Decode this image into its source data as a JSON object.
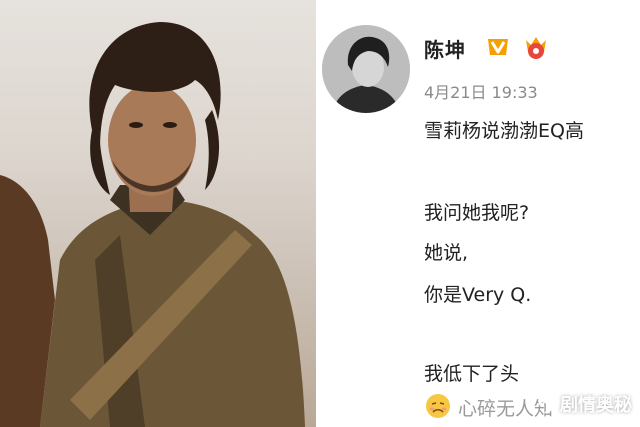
{
  "user": {
    "name": "陈坤",
    "timestamp": "4月21日 19:33"
  },
  "post": {
    "lines": [
      "雪莉杨说渤渤EQ高",
      "我问她我呢?",
      "她说,",
      "你是Very Q.",
      "我低下了头",
      "心碎无人知"
    ]
  },
  "watermark": {
    "text": "剧情奥秘"
  },
  "colors": {
    "name": "#222222",
    "timestamp": "#8a8a8a",
    "vip_badge": "#f5a000",
    "level_badge": "#e8453c"
  },
  "icons": [
    "avatar",
    "vip-badge-icon",
    "level-badge-icon",
    "sad-face-emoji-icon",
    "watermark-logo-icon"
  ]
}
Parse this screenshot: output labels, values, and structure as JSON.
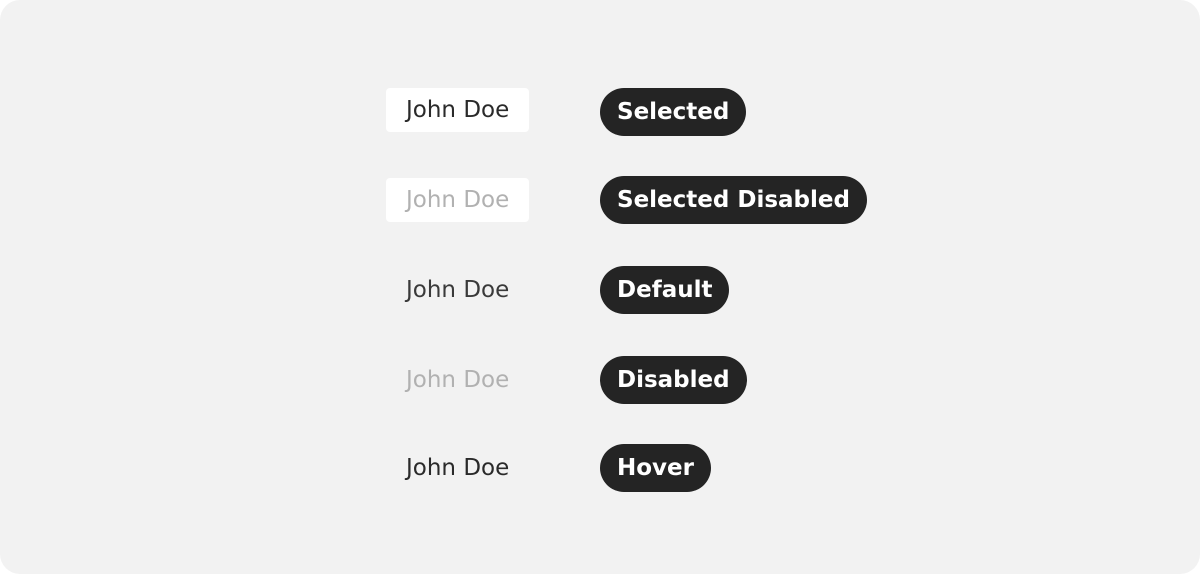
{
  "rows": [
    {
      "name": "John Doe",
      "state": "Selected"
    },
    {
      "name": "John Doe",
      "state": "Selected Disabled"
    },
    {
      "name": "John Doe",
      "state": "Default"
    },
    {
      "name": "John Doe",
      "state": "Disabled"
    },
    {
      "name": "John Doe",
      "state": "Hover"
    }
  ],
  "colors": {
    "canvas": "#f2f2f2",
    "chip_selected_bg": "#ffffff",
    "text_default": "#2a2a2a",
    "text_disabled": "#b1b1b1",
    "label_bg": "#242424",
    "label_text": "#ffffff"
  }
}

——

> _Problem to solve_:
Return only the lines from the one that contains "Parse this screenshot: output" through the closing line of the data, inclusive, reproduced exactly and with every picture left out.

> _Solution_:
Parse this screenshot: output labels, values, and structure as JSON.
{
  "rows": [
    {
      "name": "John Doe",
      "state": "Selected"
    },
    {
      "name": "John Doe",
      "state": "Selected Disabled"
    },
    {
      "name": "John Doe",
      "state": "Default"
    },
    {
      "name": "John Doe",
      "state": "Disabled"
    },
    {
      "name": "John Doe",
      "state": "Hover"
    }
  ],
  "colors": {
    "canvas": "#f2f2f2",
    "chip_selected_bg": "#ffffff",
    "text_default": "#2a2a2a",
    "text_disabled": "#b1b1b1",
    "label_bg": "#242424",
    "label_text": "#ffffff"
  }
}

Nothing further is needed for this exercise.